Azul Nogueron

Chicago, Illinois


I am They. 
Once I laid in bed and whispered to myself, “you’re gay..” just to see how it felt. Now I whisper to myself “I’m a boy..” and feel a secret happiness.
Purgatory has always been described to me as the first stop to the ascension to heaven: where the souls of our bodies repent for their sins on Earth before our final destination. Our souls have left our bodies once our time on Earth has expired and it was in the hands of God to tell us if we were good enough to enter His heaven, leaving the living to endure a crisis of self worth. 

Who am I? 
The fear of God is well within me, but the fear of authenticity scares me more. I will be damned by Him and by them. They scare me, but now they is me. I took a step a year ago, a step that still scares me. I released the red tones in my life and waved a blue flag over my name. I worry that when I die, He will say that there is no room. I worry that there is no room, and I will die. 

But I cleansed my sins and demons, so He must accept me. He must accept me because I have repented for my lack of authenticity with my performance, my words, and my loves. 

True Trans Soul Rebel. 
I explore my trans identity by being honest. I depict my story onto relics of my past and paint a story of who I am. I paint portraits of myself and embroider relics of my past into my body, to demonstrate that although there have been a few surface changes that I am still the same person that people have gotten to know the past few years. My “dirty laundry” will be installed as such, drying for the world to see but my dirty laundry will be not be without my words, my experiences, my emotions and my voice.

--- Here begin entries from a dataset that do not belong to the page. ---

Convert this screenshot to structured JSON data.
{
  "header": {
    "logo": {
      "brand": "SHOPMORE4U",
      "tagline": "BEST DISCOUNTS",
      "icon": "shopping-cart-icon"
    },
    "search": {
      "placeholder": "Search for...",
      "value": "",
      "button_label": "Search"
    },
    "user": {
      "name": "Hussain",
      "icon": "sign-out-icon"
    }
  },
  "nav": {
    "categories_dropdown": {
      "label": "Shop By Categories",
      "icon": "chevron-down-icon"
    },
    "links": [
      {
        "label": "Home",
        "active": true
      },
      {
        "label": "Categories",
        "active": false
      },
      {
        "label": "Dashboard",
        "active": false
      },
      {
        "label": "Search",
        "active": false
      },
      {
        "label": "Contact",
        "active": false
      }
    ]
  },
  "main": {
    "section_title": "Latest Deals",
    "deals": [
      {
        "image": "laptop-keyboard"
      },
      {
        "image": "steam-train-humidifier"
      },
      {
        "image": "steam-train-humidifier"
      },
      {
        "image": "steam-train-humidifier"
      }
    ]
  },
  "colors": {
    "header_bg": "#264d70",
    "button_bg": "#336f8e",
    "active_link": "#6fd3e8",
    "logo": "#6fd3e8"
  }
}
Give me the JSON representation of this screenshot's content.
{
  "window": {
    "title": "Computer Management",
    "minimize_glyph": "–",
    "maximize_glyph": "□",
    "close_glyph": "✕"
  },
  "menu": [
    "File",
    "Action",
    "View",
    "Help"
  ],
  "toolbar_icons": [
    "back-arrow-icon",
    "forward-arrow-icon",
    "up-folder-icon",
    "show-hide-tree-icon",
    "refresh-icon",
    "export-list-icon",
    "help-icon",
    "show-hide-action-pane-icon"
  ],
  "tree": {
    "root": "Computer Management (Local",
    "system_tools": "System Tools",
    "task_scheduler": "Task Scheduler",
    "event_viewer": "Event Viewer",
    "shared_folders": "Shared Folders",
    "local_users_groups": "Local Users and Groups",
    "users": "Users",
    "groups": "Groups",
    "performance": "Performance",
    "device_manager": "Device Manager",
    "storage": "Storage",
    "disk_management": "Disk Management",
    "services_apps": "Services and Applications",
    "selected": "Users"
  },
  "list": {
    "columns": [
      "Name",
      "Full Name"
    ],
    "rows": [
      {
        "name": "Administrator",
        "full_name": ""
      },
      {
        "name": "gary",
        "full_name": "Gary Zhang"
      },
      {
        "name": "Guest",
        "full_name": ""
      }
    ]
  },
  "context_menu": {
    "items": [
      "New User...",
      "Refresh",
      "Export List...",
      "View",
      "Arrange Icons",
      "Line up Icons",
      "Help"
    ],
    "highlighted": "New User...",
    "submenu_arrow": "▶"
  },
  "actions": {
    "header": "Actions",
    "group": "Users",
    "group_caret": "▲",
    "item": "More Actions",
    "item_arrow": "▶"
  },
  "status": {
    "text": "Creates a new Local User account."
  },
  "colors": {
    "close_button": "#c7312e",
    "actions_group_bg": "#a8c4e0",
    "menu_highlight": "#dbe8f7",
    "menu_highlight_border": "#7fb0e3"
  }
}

I am They but now you will hear me as Him, because my voice is my power, and only I can judge myself as worthy.